With Ukraine finally signing a sweeping “association agreement” with the European Union on Friday morning, Russia’s stranglehold on the region’s economies seem to be weakening. But that hardly means its attempts to influence the region’s economies will be any less.
The EU deal, inked in Brussels, shifts the ex-Soviet economy towards the West, paving the way for financial support from Europe and a huge market for its goods. Deep in debt, Ukraine’s new government urgently needs an infusion of cash. “It signifies new investment, new rules without corruption and new markets, the biggest market in the world,” Ukraine’s new president Petro Pereshenko, a billionaire chocolate tycoon elected last month, said after the signing ceremony. For that very reason, Russia could ratchet up its battle to keep its influence over its former allies, including trying to maintain Europe’s dependence on its vast energy resources. Ukraine is already bracing for Russian retaliation, including possibly blocking exports and raising tariffs according to Ukraine’s Economy Minister Pavlo Sheremeta, who told reporters earlier this month, “We have to assume that we’re going to enter a trade war with Russia soon.”
Yet leaving aside the trade war, the battle over another major issue—energy independence—is already well underway.
The issue over how Russia might get Europeans to maintain their links to the country’s energy resources blew up earlier this month after comments from an unlikely source, NATO Secretary General Anders Fogh Rasmussen. The normally low-key Dane, who rarely comments on energy matters, told the London-based think tank Chatham House on June 19 that Russia was secretly backing some Europeans anti-fracking environmentalists in order to stop Europe from joining the U.S.’s shale-gas revolution—and hence keep the continent dependent on Russian gas exports. Rasmussen claimed NATO allies had detected Russian manipulation at work in the “sophisticated information and disinformation operations” within Europe’s well-organized anti-fracking groups.

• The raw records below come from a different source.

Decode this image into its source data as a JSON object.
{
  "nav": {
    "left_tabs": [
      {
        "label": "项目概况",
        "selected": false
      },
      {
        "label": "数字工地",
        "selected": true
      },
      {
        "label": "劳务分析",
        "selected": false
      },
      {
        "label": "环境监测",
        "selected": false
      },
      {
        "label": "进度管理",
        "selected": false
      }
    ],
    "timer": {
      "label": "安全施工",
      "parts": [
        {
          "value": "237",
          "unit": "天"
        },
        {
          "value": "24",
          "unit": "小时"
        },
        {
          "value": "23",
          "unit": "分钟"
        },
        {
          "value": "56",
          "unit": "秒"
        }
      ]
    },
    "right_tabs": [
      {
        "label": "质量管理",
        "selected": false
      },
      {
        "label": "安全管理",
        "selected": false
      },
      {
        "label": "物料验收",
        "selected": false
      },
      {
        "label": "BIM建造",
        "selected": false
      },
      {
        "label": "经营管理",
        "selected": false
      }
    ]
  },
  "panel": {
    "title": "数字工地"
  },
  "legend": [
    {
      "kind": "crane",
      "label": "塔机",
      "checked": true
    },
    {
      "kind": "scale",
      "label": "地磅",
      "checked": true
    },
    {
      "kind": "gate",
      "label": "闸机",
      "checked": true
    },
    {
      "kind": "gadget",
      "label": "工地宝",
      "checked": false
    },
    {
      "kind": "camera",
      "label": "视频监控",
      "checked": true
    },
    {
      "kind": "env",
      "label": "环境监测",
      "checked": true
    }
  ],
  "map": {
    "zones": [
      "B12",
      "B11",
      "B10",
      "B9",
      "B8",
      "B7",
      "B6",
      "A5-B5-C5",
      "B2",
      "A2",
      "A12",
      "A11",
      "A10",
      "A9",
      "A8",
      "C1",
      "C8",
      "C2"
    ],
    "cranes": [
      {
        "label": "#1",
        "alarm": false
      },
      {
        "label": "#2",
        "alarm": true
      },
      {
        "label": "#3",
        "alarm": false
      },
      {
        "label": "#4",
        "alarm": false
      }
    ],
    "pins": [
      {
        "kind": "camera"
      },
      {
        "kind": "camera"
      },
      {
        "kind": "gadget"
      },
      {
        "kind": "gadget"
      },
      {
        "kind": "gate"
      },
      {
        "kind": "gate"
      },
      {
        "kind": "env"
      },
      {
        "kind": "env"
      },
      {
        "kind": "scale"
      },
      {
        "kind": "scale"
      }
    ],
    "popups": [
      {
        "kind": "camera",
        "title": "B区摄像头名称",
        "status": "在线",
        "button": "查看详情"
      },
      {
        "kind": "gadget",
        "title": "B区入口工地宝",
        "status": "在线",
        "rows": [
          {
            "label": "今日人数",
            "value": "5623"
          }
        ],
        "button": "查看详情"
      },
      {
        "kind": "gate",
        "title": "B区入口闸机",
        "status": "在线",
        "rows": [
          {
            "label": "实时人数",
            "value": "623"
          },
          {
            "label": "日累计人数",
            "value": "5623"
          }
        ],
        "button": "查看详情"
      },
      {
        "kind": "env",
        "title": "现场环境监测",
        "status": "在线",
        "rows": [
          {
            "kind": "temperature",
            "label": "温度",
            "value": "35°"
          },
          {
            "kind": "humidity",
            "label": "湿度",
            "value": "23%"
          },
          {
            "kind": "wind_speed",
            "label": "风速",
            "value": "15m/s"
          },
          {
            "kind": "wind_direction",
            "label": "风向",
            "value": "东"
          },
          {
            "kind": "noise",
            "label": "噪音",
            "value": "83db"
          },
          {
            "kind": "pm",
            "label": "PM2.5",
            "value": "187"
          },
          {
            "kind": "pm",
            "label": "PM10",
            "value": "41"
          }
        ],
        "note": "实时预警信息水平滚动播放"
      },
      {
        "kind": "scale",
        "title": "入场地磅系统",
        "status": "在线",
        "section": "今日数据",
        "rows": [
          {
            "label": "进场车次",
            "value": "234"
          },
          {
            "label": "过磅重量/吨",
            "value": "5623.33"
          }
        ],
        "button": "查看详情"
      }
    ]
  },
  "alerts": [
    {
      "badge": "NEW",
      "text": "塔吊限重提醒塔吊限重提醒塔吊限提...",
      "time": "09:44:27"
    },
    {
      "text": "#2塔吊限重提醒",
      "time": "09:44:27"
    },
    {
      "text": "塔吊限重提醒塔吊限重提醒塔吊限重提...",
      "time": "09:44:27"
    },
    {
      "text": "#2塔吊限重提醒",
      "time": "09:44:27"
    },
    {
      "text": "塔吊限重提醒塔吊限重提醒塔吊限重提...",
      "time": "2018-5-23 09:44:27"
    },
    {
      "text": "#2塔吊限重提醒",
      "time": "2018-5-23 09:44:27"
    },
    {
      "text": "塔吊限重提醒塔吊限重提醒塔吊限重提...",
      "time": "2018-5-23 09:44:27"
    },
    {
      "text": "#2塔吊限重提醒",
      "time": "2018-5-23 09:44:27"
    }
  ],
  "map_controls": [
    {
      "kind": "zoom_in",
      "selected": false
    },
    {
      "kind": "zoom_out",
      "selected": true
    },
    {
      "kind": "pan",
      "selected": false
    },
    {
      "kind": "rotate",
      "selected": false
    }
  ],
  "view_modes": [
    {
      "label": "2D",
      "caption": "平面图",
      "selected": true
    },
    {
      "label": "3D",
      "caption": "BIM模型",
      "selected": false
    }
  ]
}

Environmentalists were outraged at Rasmussen’s suggestion that Russia had co-opted their cause. “You have to wonder what planet he is on,” Greenpeace campaigner Ben Ayliffe, who heads the groups campaign to block oil companies from drilling in the Arctic, told Fortune, pointing out that Russia has recently jailed numerous Greenpeace activists. “To say that we’re in the pockets of the Kremlin is absurd.”
In fact, the notion that Russia would seek to underwrite anti-fracking groups might not be so absurd, according to energy-policy experts.
Russia has long regarded its gas exports to Europe as a crucial political lever. It spends millions each year trying to influence Western governments on energy policy. Gazprom alone spent more than $6 million on Washington lobbyists last year. In May, Russia halted its natural-gas supplies to Ukraine, which transships the gas to Western Europe through pipelines that cross the country, claiming that Kiev owed billions to Gazprom, but more importantly to retaliate for Ukraine’s decision to sign the association agreement with the EU. About 60% of the gas Ukraine uses comes from Russia, and in April Gazprom raised its price for exports to Ukraine by a whopping 80%.
But Russian appears to apply more subtle pressure on other nearby countries—especially those who are EU members. Researchers believe that Russia has indeed funded anti-fracking campaigns in parts of Europe, although in modest amounts, which on their own are not enough to shift government opinion about hydraulic fracking. Take Bulgaria as one example. There, energy analysts found that Russians had funded several local environmental groups.
Bulgaria, the poorest EU member state which has an estimated 17 trillion cubic feet of shale-gas reserves, signed a shale-gas exploration contract with Chevron
in 2011, but then suspended the deal one year later after local environmental groups protested Chevron’s plans—and before the company could even begin work. “Some of the local groups propping up here and there suddenly became very conscious of fracking and contaminated groundwater,” says Andreas Goldthau, a German energy-policy expert who is currently a visiting scholar at Harvard’s Belfer Center for Science and International Affairs, and who interviewed dozens of politicians and environmentalists in Bulgaria, for a research paper on the country’s energy battles, published in June. “All apparently had been funded by Russians, but the question was, at what scale? Even if you find a smoking gun, you might just find a $1,000 check.”
In fact Russia might not have needed to spend more, since oil companies operating in Bulgaria faced other problems in their efforts to start drilling for shale gas.
Goldthau says years of deep corruption in the oil and gas industry in Bulgaria and other Eastern European countries complicated support for Chevron’s shale-gas operations from the start, even though a 2012 poll commissioned by Bulgaria’s government found that about 60% of Bulgarians supported the drilling, provided that it did not harm the environment. “The central government decided it wanted to go for shale gas, and then the local mayor got a letter saying, ‘we’re sending Chevron in tomorrow. Please support them,'” Goldthau says, describing how Bulgaria’s ham-handed approach had thwarted Chevron. Already deeply suspicious of oil companies, local officials balked. “The energy sector is corrupt with a lot of turnover, and it is badly managed,” he says.
With that Russia maintains its major hold over Bulgaria’s energy needs. Whether it can do the same with Ukraine remains to be seen.